Slight Growth in Brute-Force Attacks in Turkey
Automated hacking attempts on Windows servers in Turkey have increased slightly throughout the last fortnight. According to data from Windows servers secured by Syspeace, there was a surge of 9.6 percent in brute-force attacks per server. At the same time, there was a big drop of 30 percent in the whole world.
In Turkey, the number of attacks on Windows servers secured by Syspeace grew in the previous 14 days as 650 brute-force attacks per Windows servers were documented by Syspeace. That means the automated hacking attempts went up slightly by 9.6 percent. That means 1,300 total the number of automated hacking attempts in the Turkey in the course of the past two weeks were blocked by Syspeace.
There has been, by means of a comparison, an escalation of the sum total of brute-force attacks in Canada and Ireland. With 1,200 blocked brute-force attacks per Syspeace-secured server the two weeks prior, Canada has recorded a surge of 10 percent compared to the previous 14 days. In Ireland, the sum total has grown by 9.1 percent to 270 brute-force attacks per Windows server secured by Syspeace.
The attacks on Syspeace-secured Windows Servers have shown a big decline all around the world. In other words, Turkey is going against the flow. The automated hacking attempts on Syspeace-secured Windows Servers have declined by 30 percent in the world during the previous 14 days. So far, this year there have been 1,800 brute-force attacks per Windows server secured by Syspeace in the world. During the same period last year, the amount of automated hacking attempts has risen by 10 percent. That is to say, Syspeace blocked 1,500,000 brute-force attacks in the world.
The data is released from Syspeace, a company that helps fight brute-force attacks. Syspeace saves firms time, effort, and money by blocking attacks that otherwise take many hours of repetitive, manual labor to track down and prevent. Syspeace records all the global Syspeace-secured Windows Servers thoroughly. The company is a global pioneer on the topic since 2012, having collected and analyzed statistics on automated hacking attempts.

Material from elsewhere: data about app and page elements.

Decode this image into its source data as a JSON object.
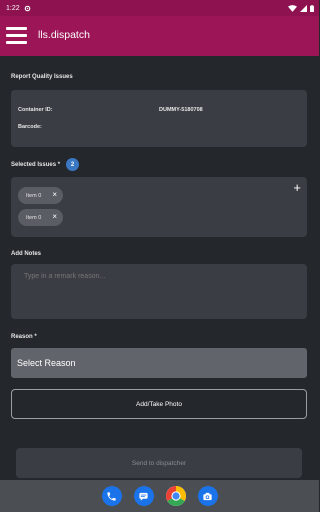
{
  "status_bar": {
    "time": "1:22"
  },
  "app_bar": {
    "title": "lls.dispatch"
  },
  "report": {
    "heading": "Report Quality Issues",
    "container_label": "Container ID:",
    "container_value": "DUMMY-5180708",
    "barcode_label": "Barcode:"
  },
  "issues": {
    "label": "Selected Issues *",
    "count": "2",
    "items": [
      {
        "label": "Item 0"
      },
      {
        "label": "Item 0"
      }
    ]
  },
  "notes": {
    "label": "Add Notes",
    "placeholder": "Type in a remark reason..."
  },
  "reason": {
    "label": "Reason *",
    "selected": "Select Reason"
  },
  "actions": {
    "photo_label": "Add/Take Photo",
    "send_label": "Send to dispatcher"
  },
  "dock": {
    "icons": [
      "phone-icon",
      "messages-icon",
      "chrome-icon",
      "camera-icon"
    ],
    "colors": {
      "phone": "#1a73e8",
      "messages": "#1a73e8",
      "camera": "#1a73e8",
      "accent": "#9c1557"
    }
  }
}
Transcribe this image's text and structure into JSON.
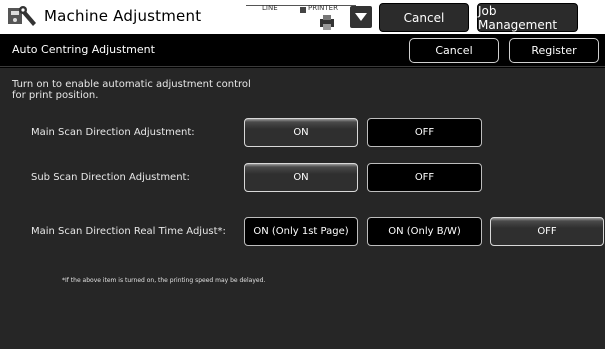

During the automated hacking attempt, an attacker submits many different passwords and passphrases in the system, hoping to eventually get them right. The attacker systematically checks all possible passwords and passphrases to find the right one.
To keep trouble out and block brute-force attacks, Syspeace offers software that safeguards firms from IT theft, combined with excellent customer support.